● WHAT THE EXERCISE ASKS: Please reproduce all of the data below exactly, leaving each picture out.

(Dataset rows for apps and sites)
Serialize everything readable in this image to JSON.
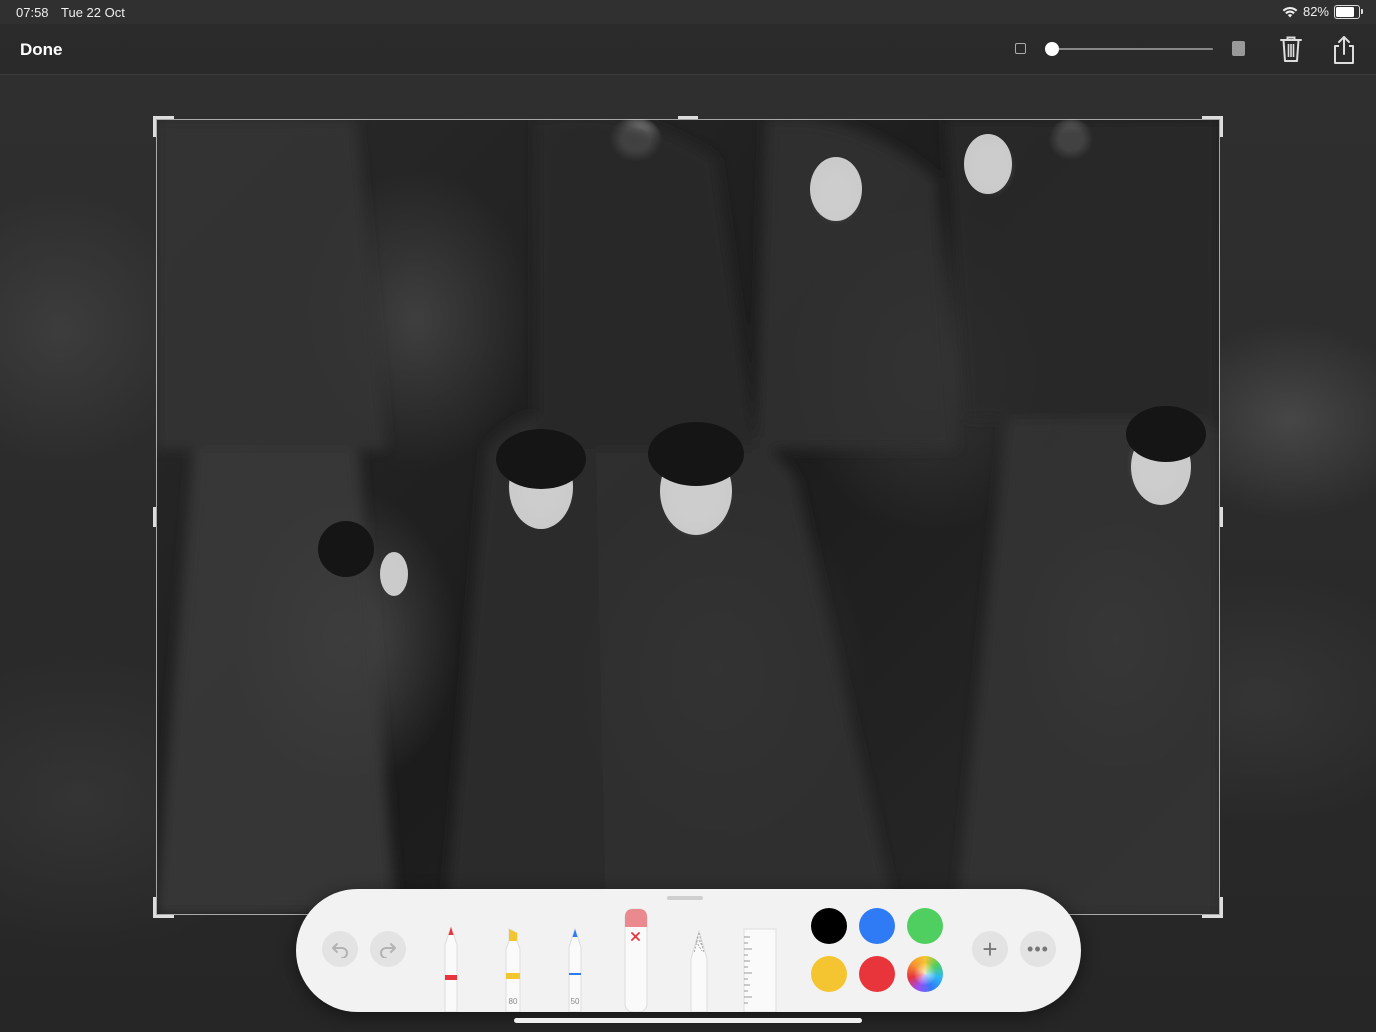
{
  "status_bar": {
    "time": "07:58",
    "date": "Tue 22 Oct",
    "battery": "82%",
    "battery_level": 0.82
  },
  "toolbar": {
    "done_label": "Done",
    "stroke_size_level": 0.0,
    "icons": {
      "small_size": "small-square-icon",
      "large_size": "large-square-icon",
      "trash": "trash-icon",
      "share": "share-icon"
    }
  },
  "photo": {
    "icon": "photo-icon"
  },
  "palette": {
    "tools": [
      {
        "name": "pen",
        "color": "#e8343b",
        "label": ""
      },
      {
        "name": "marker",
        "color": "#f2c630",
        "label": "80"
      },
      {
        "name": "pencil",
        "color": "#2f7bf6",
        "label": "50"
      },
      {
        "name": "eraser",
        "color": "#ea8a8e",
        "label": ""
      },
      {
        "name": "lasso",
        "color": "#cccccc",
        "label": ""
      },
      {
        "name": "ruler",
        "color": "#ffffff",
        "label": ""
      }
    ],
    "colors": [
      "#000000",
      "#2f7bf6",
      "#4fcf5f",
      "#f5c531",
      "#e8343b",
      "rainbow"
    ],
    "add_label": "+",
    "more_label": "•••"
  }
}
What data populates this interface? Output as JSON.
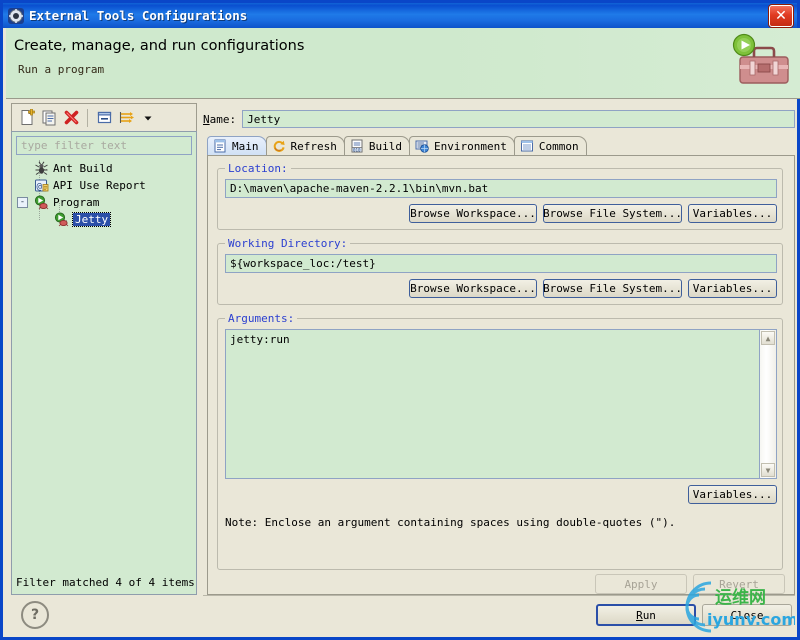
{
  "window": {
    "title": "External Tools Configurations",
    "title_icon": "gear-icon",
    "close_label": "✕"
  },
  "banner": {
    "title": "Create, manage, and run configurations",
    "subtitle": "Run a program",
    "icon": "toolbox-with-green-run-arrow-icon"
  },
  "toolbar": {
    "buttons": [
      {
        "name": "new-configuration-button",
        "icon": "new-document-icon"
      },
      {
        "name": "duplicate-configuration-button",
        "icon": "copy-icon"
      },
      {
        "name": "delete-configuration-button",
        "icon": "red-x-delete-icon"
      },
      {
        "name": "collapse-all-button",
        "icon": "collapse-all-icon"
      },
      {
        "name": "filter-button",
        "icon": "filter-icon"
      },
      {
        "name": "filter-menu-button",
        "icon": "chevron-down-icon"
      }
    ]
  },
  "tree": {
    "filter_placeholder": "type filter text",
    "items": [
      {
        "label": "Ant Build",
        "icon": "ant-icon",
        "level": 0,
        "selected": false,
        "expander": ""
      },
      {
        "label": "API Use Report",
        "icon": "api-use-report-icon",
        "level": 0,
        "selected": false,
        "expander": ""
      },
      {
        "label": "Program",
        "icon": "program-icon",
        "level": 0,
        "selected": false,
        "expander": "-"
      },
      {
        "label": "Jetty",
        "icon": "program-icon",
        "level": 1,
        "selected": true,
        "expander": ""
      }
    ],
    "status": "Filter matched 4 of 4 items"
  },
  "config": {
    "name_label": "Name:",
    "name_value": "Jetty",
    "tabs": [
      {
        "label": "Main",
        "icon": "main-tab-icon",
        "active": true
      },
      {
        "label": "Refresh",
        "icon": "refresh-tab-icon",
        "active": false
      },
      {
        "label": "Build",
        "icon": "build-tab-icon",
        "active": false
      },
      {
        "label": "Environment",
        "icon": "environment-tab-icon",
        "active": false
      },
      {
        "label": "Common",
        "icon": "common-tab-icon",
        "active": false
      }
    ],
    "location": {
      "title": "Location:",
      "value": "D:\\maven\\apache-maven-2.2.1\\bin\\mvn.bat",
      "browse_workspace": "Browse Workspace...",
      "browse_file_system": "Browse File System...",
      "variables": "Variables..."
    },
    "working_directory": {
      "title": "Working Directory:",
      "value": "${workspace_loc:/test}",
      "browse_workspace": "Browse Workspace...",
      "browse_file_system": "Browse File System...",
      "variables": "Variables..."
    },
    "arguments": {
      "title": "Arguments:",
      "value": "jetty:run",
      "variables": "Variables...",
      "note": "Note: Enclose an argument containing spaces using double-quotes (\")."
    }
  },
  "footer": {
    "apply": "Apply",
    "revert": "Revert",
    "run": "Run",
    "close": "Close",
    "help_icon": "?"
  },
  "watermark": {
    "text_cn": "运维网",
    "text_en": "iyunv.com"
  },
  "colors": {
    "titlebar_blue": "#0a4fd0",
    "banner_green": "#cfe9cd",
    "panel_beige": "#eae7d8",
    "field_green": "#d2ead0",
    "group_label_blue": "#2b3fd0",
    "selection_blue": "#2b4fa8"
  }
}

● EXERCISE OUTPUT:
Serialize everything readable in this image to JSON.
{
  "status_bar": {
    "time": "07:58",
    "date": "Tue 22 Oct",
    "battery": "82%",
    "battery_level": 0.82
  },
  "toolbar": {
    "done_label": "Done",
    "stroke_size_level": 0.0,
    "icons": {
      "small_size": "small-square-icon",
      "large_size": "large-square-icon",
      "trash": "trash-icon",
      "share": "share-icon"
    }
  },
  "photo": {
    "icon": "photo-icon"
  },
  "palette": {
    "tools": [
      {
        "name": "pen",
        "color": "#e8343b",
        "label": ""
      },
      {
        "name": "marker",
        "color": "#f2c630",
        "label": "80"
      },
      {
        "name": "pencil",
        "color": "#2f7bf6",
        "label": "50"
      },
      {
        "name": "eraser",
        "color": "#ea8a8e",
        "label": ""
      },
      {
        "name": "lasso",
        "color": "#cccccc",
        "label": ""
      },
      {
        "name": "ruler",
        "color": "#ffffff",
        "label": ""
      }
    ],
    "colors": [
      "#000000",
      "#2f7bf6",
      "#4fcf5f",
      "#f5c531",
      "#e8343b",
      "rainbow"
    ],
    "add_label": "+",
    "more_label": "•••"
  }
}
What data populates this interface? Output as JSON.
{
  "window": {
    "title": "External Tools Configurations",
    "title_icon": "gear-icon",
    "close_label": "✕"
  },
  "banner": {
    "title": "Create, manage, and run configurations",
    "subtitle": "Run a program",
    "icon": "toolbox-with-green-run-arrow-icon"
  },
  "toolbar": {
    "buttons": [
      {
        "name": "new-configuration-button",
        "icon": "new-document-icon"
      },
      {
        "name": "duplicate-configuration-button",
        "icon": "copy-icon"
      },
      {
        "name": "delete-configuration-button",
        "icon": "red-x-delete-icon"
      },
      {
        "name": "collapse-all-button",
        "icon": "collapse-all-icon"
      },
      {
        "name": "filter-button",
        "icon": "filter-icon"
      },
      {
        "name": "filter-menu-button",
        "icon": "chevron-down-icon"
      }
    ]
  },
  "tree": {
    "filter_placeholder": "type filter text",
    "items": [
      {
        "label": "Ant Build",
        "icon": "ant-icon",
        "level": 0,
        "selected": false,
        "expander": ""
      },
      {
        "label": "API Use Report",
        "icon": "api-use-report-icon",
        "level": 0,
        "selected": false,
        "expander": ""
      },
      {
        "label": "Program",
        "icon": "program-icon",
        "level": 0,
        "selected": false,
        "expander": "-"
      },
      {
        "label": "Jetty",
        "icon": "program-icon",
        "level": 1,
        "selected": true,
        "expander": ""
      }
    ],
    "status": "Filter matched 4 of 4 items"
  },
  "config": {
    "name_label": "Name:",
    "name_value": "Jetty",
    "tabs": [
      {
        "label": "Main",
        "icon": "main-tab-icon",
        "active": true
      },
      {
        "label": "Refresh",
        "icon": "refresh-tab-icon",
        "active": false
      },
      {
        "label": "Build",
        "icon": "build-tab-icon",
        "active": false
      },
      {
        "label": "Environment",
        "icon": "environment-tab-icon",
        "active": false
      },
      {
        "label": "Common",
        "icon": "common-tab-icon",
        "active": false
      }
    ],
    "location": {
      "title": "Location:",
      "value": "D:\\maven\\apache-maven-2.2.1\\bin\\mvn.bat",
      "browse_workspace": "Browse Workspace...",
      "browse_file_system": "Browse File System...",
      "variables": "Variables..."
    },
    "working_directory": {
      "title": "Working Directory:",
      "value": "${workspace_loc:/test}",
      "browse_workspace": "Browse Workspace...",
      "browse_file_system": "Browse File System...",
      "variables": "Variables..."
    },
    "arguments": {
      "title": "Arguments:",
      "value": "jetty:run",
      "variables": "Variables...",
      "note": "Note: Enclose an argument containing spaces using double-quotes (\")."
    }
  },
  "footer": {
    "apply": "Apply",
    "revert": "Revert",
    "run": "Run",
    "close": "Close",
    "help_icon": "?"
  },
  "watermark": {
    "text_cn": "运维网",
    "text_en": "iyunv.com"
  },
  "colors": {
    "titlebar_blue": "#0a4fd0",
    "banner_green": "#cfe9cd",
    "panel_beige": "#eae7d8",
    "field_green": "#d2ead0",
    "group_label_blue": "#2b3fd0",
    "selection_blue": "#2b4fa8"
  }
}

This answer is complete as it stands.